**About this exercise**. Copy out, from the entries below, each line holding the string "content".

======== Data for processing ========

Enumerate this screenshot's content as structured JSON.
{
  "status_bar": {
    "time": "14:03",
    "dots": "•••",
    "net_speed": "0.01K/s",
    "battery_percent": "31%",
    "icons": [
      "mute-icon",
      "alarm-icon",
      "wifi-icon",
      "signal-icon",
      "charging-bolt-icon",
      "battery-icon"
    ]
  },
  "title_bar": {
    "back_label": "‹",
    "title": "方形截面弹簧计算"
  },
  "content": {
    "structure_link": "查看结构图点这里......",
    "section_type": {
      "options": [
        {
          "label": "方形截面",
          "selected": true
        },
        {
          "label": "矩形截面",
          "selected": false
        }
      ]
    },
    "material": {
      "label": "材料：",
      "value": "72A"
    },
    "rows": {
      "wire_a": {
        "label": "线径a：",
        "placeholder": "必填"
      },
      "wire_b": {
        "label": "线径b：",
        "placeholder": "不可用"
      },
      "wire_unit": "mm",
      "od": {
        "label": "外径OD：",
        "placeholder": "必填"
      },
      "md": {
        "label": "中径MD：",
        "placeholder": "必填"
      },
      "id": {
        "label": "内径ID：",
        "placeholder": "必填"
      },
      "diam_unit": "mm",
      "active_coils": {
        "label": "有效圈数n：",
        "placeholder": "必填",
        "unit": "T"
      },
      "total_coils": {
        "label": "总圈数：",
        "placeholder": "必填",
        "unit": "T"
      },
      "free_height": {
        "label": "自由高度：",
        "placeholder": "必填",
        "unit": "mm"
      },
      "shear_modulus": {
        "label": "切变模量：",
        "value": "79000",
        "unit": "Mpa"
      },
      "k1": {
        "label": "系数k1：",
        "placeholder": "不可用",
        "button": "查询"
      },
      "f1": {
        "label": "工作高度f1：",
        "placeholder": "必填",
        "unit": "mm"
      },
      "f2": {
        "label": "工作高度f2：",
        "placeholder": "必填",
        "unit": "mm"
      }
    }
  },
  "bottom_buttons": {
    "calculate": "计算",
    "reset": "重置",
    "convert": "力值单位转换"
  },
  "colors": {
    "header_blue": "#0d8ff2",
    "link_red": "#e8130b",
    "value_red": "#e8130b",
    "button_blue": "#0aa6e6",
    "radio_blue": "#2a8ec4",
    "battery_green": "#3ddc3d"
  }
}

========

**Output for this exercise**.
Enumerate this screenshot's content as structured JSON.
  "content": {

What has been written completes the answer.